### About this exercise
Report every line from the following entries that contains the string "item".

-- Material provided follows --

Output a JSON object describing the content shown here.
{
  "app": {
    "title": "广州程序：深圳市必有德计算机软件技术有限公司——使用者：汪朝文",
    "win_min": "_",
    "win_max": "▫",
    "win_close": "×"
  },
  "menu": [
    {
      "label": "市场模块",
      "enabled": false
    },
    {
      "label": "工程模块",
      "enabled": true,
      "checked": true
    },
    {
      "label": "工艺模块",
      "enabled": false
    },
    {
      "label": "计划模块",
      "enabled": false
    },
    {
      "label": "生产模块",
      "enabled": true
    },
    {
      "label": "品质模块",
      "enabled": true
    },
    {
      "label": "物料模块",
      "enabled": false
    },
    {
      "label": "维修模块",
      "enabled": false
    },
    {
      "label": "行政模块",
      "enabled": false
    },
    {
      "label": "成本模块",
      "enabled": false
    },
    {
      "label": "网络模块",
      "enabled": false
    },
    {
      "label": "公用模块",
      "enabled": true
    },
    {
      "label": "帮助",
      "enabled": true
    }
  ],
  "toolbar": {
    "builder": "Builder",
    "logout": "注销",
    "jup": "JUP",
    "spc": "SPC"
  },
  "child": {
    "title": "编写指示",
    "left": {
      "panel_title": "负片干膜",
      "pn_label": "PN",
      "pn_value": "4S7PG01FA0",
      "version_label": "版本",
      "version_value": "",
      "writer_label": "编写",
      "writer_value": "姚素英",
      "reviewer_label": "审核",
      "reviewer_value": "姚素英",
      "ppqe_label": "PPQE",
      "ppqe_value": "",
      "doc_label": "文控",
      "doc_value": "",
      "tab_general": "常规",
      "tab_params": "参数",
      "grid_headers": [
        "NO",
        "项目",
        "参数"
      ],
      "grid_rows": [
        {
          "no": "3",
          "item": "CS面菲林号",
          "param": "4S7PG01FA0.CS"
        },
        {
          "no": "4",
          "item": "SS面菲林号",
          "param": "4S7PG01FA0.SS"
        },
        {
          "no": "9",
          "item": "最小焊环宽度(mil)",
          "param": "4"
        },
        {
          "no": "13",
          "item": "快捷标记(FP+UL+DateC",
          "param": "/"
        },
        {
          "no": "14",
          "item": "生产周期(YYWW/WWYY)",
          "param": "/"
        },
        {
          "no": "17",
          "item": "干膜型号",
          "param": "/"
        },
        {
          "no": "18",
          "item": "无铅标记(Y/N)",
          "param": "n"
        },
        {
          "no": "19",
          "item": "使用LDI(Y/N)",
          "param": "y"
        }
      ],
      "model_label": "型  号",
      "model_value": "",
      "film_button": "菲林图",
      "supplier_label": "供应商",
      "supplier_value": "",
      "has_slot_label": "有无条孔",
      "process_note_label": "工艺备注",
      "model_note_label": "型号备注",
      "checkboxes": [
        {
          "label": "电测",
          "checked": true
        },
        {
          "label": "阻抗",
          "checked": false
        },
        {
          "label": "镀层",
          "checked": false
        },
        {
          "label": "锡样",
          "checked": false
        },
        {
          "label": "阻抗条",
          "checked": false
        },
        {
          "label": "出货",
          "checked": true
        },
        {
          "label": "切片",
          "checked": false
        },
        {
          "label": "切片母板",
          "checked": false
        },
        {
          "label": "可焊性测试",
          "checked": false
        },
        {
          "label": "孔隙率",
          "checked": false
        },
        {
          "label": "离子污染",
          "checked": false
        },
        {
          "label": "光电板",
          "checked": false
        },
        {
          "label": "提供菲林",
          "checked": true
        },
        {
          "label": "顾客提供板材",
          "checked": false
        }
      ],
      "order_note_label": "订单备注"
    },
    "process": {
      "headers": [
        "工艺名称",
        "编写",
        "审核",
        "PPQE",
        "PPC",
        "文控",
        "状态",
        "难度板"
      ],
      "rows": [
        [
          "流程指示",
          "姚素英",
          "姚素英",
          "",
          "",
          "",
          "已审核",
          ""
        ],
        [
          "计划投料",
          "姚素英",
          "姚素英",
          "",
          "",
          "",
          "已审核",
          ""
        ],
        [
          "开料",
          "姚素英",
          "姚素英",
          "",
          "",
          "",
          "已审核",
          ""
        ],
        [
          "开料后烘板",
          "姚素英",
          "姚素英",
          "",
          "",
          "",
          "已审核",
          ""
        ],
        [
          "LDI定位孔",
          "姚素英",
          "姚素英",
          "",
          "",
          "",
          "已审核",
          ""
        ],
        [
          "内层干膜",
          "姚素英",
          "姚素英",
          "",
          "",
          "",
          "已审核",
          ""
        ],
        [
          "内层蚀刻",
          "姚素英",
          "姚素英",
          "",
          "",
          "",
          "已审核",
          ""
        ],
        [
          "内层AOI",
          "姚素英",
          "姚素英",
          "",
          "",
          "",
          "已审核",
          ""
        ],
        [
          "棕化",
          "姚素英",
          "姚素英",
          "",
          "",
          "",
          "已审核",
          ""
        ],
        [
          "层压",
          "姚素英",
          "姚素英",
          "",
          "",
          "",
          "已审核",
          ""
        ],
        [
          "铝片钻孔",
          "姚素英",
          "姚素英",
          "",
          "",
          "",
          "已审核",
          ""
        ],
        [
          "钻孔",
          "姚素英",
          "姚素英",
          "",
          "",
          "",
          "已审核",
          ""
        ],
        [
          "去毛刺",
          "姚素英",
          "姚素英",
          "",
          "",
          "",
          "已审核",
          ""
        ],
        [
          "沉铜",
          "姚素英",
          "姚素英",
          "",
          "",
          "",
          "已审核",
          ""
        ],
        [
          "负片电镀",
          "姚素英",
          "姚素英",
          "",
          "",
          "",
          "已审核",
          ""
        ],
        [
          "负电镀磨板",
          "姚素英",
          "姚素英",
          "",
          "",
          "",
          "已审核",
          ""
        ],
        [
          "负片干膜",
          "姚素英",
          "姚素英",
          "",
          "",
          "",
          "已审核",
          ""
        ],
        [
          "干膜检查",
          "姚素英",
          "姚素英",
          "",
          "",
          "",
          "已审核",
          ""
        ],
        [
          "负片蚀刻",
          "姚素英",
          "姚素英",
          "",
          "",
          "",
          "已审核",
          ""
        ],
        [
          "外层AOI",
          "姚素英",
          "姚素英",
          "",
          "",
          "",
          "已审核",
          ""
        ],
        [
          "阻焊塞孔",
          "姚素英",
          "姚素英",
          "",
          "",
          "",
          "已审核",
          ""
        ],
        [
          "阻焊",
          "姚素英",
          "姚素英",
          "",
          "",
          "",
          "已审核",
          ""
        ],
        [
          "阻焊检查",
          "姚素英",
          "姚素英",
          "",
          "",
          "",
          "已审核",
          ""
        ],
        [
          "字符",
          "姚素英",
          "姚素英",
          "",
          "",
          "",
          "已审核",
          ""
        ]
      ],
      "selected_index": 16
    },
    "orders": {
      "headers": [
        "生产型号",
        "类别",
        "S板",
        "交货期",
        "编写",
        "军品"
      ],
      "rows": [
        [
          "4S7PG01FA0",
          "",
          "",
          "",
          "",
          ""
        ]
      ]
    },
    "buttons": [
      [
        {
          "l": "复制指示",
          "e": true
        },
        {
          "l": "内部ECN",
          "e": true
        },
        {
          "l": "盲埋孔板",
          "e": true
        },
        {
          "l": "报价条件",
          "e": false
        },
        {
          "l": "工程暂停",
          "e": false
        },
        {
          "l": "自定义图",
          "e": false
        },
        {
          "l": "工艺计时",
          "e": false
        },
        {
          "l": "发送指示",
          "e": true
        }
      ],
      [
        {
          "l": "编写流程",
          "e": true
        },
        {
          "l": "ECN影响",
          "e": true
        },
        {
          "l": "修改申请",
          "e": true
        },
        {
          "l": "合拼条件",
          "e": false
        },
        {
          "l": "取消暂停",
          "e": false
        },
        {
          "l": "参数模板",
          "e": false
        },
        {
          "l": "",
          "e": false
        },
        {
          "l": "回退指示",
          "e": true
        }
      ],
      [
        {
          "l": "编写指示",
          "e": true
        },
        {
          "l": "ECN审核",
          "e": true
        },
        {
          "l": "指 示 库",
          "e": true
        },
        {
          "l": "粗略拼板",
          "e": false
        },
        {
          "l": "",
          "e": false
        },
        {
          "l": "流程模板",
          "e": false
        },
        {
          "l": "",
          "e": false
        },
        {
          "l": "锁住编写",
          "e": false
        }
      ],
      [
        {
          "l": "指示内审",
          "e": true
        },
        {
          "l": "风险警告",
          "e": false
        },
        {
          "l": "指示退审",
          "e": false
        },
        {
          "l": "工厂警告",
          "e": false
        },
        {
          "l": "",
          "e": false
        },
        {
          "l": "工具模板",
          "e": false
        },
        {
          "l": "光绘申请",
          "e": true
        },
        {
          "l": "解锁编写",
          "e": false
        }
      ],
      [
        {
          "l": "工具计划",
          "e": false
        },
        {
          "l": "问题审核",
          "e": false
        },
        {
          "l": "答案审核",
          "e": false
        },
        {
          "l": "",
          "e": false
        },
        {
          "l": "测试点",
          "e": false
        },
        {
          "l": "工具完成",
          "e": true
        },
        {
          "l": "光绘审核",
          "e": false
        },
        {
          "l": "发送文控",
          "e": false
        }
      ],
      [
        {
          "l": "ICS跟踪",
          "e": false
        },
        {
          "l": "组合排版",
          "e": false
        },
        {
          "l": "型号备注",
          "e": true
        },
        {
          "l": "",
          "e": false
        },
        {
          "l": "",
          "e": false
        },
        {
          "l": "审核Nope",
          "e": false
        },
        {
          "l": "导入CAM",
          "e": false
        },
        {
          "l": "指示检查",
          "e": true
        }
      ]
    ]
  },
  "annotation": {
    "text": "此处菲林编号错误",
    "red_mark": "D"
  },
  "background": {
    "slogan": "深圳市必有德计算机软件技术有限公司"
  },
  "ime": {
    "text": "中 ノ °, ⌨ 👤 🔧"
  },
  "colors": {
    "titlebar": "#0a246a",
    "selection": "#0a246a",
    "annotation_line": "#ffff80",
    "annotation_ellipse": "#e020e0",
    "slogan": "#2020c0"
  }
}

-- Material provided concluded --

### Response
          "item": "CS面菲林号",
          "item": "SS面菲林号",
          "item": "最小焊环宽度(mil)",
          "item": "快捷标记(FP+UL+DateC",
          "item": "生产周期(YYWW/WWYY)",
          "item": "干膜型号",
          "item": "无铅标记(Y/N)",
          "item": "使用LDI(Y/N)",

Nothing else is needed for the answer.